Canadian Shield or Laurentian Plateau (lôrĕn´chən), U-shaped region of ancient rock, the nucleus of North America, stretching N from the Great Lakes to the Arctic Ocean. Covering more than half of Canada, it also includes most of Greenland and extends into the United States as the Adirondack Mts. and the Superior Highlands. The first part of North America to be permanently elevated above sea level, it has remained almost wholly untouched by successive encroachments of the sea upon the continent. It is the earth's greatest area of exposed Archaean-age rock; the metamorphic rocks of which it is largely composed were probably formed in the Precambrian. Repeatedly uplifted and eroded, it is today an area of low relief (c.1,000–2,000 ft/305–610 m above sea level) with a few monadnocks and low mountain ranges (including the Torngat and Laurentian Mts.) probably eroded from the plateau during the Cenozoic era. During the Pleistocene epoch, continental ice sheets depressed the land surface (see Hudson Bay), scooped out thousands of lake basins, and carried away much of the region's soil. Drainage is generally very poor on the shield. The southern part of the shield has thick forests while the north is covered with tundra.
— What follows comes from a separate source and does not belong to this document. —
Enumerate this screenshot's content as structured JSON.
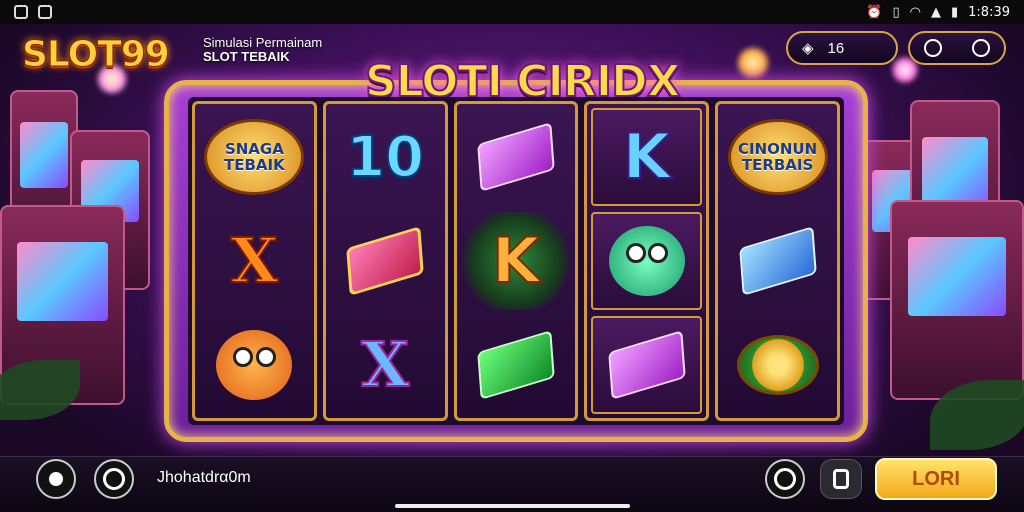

The region is largely undeveloped but has great water-power potential and is a source of minerals, timber, and fur-bearing animals.
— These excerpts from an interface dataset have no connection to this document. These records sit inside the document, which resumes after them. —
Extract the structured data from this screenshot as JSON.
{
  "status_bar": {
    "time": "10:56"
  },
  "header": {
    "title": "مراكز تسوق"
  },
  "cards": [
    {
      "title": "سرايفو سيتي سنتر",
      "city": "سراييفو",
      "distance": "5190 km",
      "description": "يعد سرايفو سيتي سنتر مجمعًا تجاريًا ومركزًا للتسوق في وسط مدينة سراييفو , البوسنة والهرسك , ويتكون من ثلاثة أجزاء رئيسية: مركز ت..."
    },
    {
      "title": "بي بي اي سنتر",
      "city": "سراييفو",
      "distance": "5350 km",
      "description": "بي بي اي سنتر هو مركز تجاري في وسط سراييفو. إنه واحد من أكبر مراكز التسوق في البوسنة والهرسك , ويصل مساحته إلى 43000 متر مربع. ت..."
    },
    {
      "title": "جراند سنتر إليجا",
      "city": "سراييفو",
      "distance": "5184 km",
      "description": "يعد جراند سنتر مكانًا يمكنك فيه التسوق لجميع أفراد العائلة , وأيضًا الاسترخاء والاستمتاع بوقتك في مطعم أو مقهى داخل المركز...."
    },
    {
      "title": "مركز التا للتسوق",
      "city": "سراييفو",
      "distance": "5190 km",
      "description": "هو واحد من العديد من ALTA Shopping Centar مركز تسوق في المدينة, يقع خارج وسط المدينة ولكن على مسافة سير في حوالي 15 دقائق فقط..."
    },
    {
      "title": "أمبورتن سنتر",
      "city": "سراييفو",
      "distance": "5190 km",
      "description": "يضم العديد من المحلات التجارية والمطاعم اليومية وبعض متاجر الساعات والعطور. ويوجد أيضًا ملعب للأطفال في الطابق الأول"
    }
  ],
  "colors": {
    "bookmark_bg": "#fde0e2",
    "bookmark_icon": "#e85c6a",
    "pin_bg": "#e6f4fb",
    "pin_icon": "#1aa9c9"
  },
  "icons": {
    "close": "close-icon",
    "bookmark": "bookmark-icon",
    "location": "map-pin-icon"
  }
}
"Canadian Shield." The Columbia Encyclopedia, 6th ed.. . Encyclopedia.com. (October 23, 2017). http://www.encyclopedia.com/reference/encyclopedias-almanacs-transcripts-and-maps/canadian-shield
"Canadian Shield." The Columbia Encyclopedia, 6th ed.. . Retrieved October 23, 2017 from Encyclopedia.com: http://www.encyclopedia.com/reference/encyclopedias-almanacs-transcripts-and-maps/canadian-shield
Encyclopedia.com gives you the ability to cite reference entries and articles according to common styles from the Modern Language Association (MLA), The Chicago Manual of Style, and the American Psychological Association (APA).
Within the “Cite this article” tool, pick a style to see how all available information looks when formatted according to that style. Then, copy and paste the text into your bibliography or works cited list.
Because each style has its own formatting nuances that evolve over time and not all information is available for every reference entry or article, Encyclopedia.com cannot guarantee each citation it generates. Therefore, it’s best to use Encyclopedia.com citations as a starting point before checking the style against your school or publication’s requirements and the most-recent information available at these sites:
Modern Language Association
The Chicago Manual of Style
American Psychological Association
- Most online reference entries and articles do not have page numbers. Therefore, that information is unavailable for most Encyclopedia.com content. However, the date of retrieval is often important. Refer to each style’s convention regarding the best way to format page numbers and retrieval dates.
- In addition to the MLA, Chicago, and APA styles, your school, university, publication, or institution may have its own requirements for citations. Therefore, be sure to refer to those guidelines when editing your bibliography or works cited list.